(Element data from apps and pages)
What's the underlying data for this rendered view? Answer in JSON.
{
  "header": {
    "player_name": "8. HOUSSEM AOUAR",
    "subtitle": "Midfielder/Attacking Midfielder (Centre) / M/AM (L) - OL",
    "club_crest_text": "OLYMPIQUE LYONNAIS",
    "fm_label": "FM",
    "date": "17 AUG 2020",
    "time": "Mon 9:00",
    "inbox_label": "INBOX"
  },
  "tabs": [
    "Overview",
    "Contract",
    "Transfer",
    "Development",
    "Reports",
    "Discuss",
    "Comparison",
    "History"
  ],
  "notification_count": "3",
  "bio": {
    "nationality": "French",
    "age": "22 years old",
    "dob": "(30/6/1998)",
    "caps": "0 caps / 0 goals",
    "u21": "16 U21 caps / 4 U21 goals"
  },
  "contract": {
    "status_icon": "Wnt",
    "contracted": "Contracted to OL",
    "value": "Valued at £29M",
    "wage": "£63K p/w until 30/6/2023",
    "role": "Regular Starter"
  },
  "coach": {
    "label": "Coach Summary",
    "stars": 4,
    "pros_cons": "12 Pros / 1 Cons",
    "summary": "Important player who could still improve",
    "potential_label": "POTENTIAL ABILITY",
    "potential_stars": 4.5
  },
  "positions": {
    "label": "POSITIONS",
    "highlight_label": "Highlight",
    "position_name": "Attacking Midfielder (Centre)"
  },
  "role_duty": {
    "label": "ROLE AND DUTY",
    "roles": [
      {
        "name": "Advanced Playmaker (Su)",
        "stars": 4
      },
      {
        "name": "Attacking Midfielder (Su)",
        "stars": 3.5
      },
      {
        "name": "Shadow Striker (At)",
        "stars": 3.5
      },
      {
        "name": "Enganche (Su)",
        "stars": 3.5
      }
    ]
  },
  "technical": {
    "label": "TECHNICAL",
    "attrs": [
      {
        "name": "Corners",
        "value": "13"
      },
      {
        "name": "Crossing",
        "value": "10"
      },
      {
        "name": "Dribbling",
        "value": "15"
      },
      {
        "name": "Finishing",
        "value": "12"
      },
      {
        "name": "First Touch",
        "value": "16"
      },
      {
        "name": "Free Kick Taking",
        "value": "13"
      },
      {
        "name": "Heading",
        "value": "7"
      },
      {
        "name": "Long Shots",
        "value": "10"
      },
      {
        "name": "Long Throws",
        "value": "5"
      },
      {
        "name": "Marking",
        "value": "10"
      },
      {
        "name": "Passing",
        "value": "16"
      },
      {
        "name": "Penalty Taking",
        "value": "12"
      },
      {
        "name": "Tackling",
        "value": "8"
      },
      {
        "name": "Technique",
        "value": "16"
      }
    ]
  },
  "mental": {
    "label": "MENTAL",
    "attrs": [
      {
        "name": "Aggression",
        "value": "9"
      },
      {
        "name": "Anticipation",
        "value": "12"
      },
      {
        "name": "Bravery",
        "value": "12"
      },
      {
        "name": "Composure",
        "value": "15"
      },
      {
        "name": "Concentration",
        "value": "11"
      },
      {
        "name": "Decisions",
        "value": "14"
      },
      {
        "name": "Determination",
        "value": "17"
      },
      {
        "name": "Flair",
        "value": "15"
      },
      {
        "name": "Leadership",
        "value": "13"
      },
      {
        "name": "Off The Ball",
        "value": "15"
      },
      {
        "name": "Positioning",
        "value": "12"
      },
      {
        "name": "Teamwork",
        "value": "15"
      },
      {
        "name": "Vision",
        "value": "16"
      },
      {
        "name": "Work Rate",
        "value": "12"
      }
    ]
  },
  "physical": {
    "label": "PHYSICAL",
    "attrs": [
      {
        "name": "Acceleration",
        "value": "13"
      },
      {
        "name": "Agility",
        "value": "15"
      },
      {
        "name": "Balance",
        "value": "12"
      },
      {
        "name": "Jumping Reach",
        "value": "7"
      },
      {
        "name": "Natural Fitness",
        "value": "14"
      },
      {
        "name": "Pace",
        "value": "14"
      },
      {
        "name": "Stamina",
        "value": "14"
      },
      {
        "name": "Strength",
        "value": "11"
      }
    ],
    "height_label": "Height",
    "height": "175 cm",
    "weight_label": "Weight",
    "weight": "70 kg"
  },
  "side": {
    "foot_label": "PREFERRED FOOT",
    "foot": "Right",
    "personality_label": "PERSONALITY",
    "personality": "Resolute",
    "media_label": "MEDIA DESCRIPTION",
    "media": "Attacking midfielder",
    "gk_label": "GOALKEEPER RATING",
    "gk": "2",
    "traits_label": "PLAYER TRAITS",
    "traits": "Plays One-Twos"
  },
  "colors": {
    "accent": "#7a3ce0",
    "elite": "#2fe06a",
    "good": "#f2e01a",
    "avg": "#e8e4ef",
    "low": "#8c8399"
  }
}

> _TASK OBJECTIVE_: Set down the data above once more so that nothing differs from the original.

> _SOLUTION FOR THIS EXERCISE_:
What's the underlying data for this rendered view? Answer in JSON.
{
  "header": {
    "player_name": "8. HOUSSEM AOUAR",
    "subtitle": "Midfielder/Attacking Midfielder (Centre) / M/AM (L) - OL",
    "club_crest_text": "OLYMPIQUE LYONNAIS",
    "fm_label": "FM",
    "date": "17 AUG 2020",
    "time": "Mon 9:00",
    "inbox_label": "INBOX"
  },
  "tabs": [
    "Overview",
    "Contract",
    "Transfer",
    "Development",
    "Reports",
    "Discuss",
    "Comparison",
    "History"
  ],
  "notification_count": "3",
  "bio": {
    "nationality": "French",
    "age": "22 years old",
    "dob": "(30/6/1998)",
    "caps": "0 caps / 0 goals",
    "u21": "16 U21 caps / 4 U21 goals"
  },
  "contract": {
    "status_icon": "Wnt",
    "contracted": "Contracted to OL",
    "value": "Valued at £29M",
    "wage": "£63K p/w until 30/6/2023",
    "role": "Regular Starter"
  },
  "coach": {
    "label": "Coach Summary",
    "stars": 4,
    "pros_cons": "12 Pros / 1 Cons",
    "summary": "Important player who could still improve",
    "potential_label": "POTENTIAL ABILITY",
    "potential_stars": 4.5
  },
  "positions": {
    "label": "POSITIONS",
    "highlight_label": "Highlight",
    "position_name": "Attacking Midfielder (Centre)"
  },
  "role_duty": {
    "label": "ROLE AND DUTY",
    "roles": [
      {
        "name": "Advanced Playmaker (Su)",
        "stars": 4
      },
      {
        "name": "Attacking Midfielder (Su)",
        "stars": 3.5
      },
      {
        "name": "Shadow Striker (At)",
        "stars": 3.5
      },
      {
        "name": "Enganche (Su)",
        "stars": 3.5
      }
    ]
  },
  "technical": {
    "label": "TECHNICAL",
    "attrs": [
      {
        "name": "Corners",
        "value": "13"
      },
      {
        "name": "Crossing",
        "value": "10"
      },
      {
        "name": "Dribbling",
        "value": "15"
      },
      {
        "name": "Finishing",
        "value": "12"
      },
      {
        "name": "First Touch",
        "value": "16"
      },
      {
        "name": "Free Kick Taking",
        "value": "13"
      },
      {
        "name": "Heading",
        "value": "7"
      },
      {
        "name": "Long Shots",
        "value": "10"
      },
      {
        "name": "Long Throws",
        "value": "5"
      },
      {
        "name": "Marking",
        "value": "10"
      },
      {
        "name": "Passing",
        "value": "16"
      },
      {
        "name": "Penalty Taking",
        "value": "12"
      },
      {
        "name": "Tackling",
        "value": "8"
      },
      {
        "name": "Technique",
        "value": "16"
      }
    ]
  },
  "mental": {
    "label": "MENTAL",
    "attrs": [
      {
        "name": "Aggression",
        "value": "9"
      },
      {
        "name": "Anticipation",
        "value": "12"
      },
      {
        "name": "Bravery",
        "value": "12"
      },
      {
        "name": "Composure",
        "value": "15"
      },
      {
        "name": "Concentration",
        "value": "11"
      },
      {
        "name": "Decisions",
        "value": "14"
      },
      {
        "name": "Determination",
        "value": "17"
      },
      {
        "name": "Flair",
        "value": "15"
      },
      {
        "name": "Leadership",
        "value": "13"
      },
      {
        "name": "Off The Ball",
        "value": "15"
      },
      {
        "name": "Positioning",
        "value": "12"
      },
      {
        "name": "Teamwork",
        "value": "15"
      },
      {
        "name": "Vision",
        "value": "16"
      },
      {
        "name": "Work Rate",
        "value": "12"
      }
    ]
  },
  "physical": {
    "label": "PHYSICAL",
    "attrs": [
      {
        "name": "Acceleration",
        "value": "13"
      },
      {
        "name": "Agility",
        "value": "15"
      },
      {
        "name": "Balance",
        "value": "12"
      },
      {
        "name": "Jumping Reach",
        "value": "7"
      },
      {
        "name": "Natural Fitness",
        "value": "14"
      },
      {
        "name": "Pace",
        "value": "14"
      },
      {
        "name": "Stamina",
        "value": "14"
      },
      {
        "name": "Strength",
        "value": "11"
      }
    ],
    "height_label": "Height",
    "height": "175 cm",
    "weight_label": "Weight",
    "weight": "70 kg"
  },
  "side": {
    "foot_label": "PREFERRED FOOT",
    "foot": "Right",
    "personality_label": "PERSONALITY",
    "personality": "Resolute",
    "media_label": "MEDIA DESCRIPTION",
    "media": "Attacking midfielder",
    "gk_label": "GOALKEEPER RATING",
    "gk": "2",
    "traits_label": "PLAYER TRAITS",
    "traits": "Plays One-Twos"
  },
  "colors": {
    "accent": "#7a3ce0",
    "elite": "#2fe06a",
    "good": "#f2e01a",
    "avg": "#e8e4ef",
    "low": "#8c8399"
  }
}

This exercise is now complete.